“Dress every lady like a whore, and every whore like a lady.”

Is that why most ponies go naked?
Makes sense.

I liked this story. It's calm and quiet, and it really lets Rarity and Starlight shine through the dialogue. It doesn't try to offer a definitive answer, but rather suggests a change of perspective to help reevaluate things. Quite nice.
#2 ·
I never considered the emotional implications on Starlight vis a vis Cozy Glow going full bad guy, so excellent work having my first introduction to the idea be so well done. I'm also a sucker for first person style and Starlight in general, so 1.5x point multiplier! Doubling down on what Zaid said, as is the custom: The entire piece is silky smooth, I absolutely buy the dialogue, and you ease us into the perspective character after just enough wondering if it's Starlight or Twilight (in my train of thought, at least).

Also, having worked at schools myself for several years on and off, I really feel Starlight's emotions and thought process here. None of my students ever went super villain, but even when one just has a garbage day I can't help but wonder if there was something I could have done had I bumped into them earlier.
#3 ·
Ah, the Cozy Glow conundrum. Twilight Starlight may never live it down.

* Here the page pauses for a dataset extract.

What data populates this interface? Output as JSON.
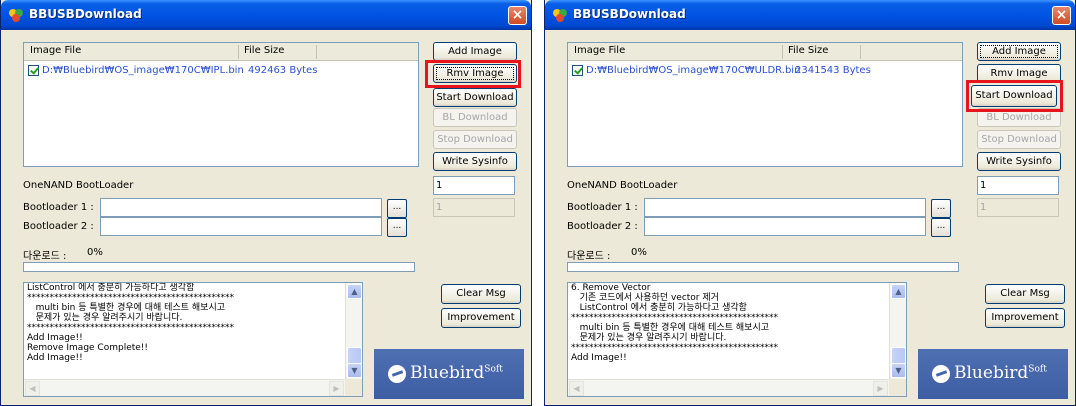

I like what you’re going for here, Author, and like Rao this wasn’t an avenue of Starlight’s internal struggles that I ever considered. That said, you explore it twice—once as an internal monologue, and again as a heart-to-heart with Rarity. And if you ask me, the conversation is way more compelling than the monologue, which felt a little melodramatic. I wonder if that first scene couldn’t be reduced to a paragraph, or snipped out entirely.

It could just be me. I really like watching two characters be friends while a conflict hovers over their heads. And even though I had a hard time following Rarity’s logic here, so did Starlight (and so did Rarity), so I never felt adrift, and I appreciated the “not quite at a resolution but we’ll work on it” ending.

That’s all. Thanks for writing and good luck!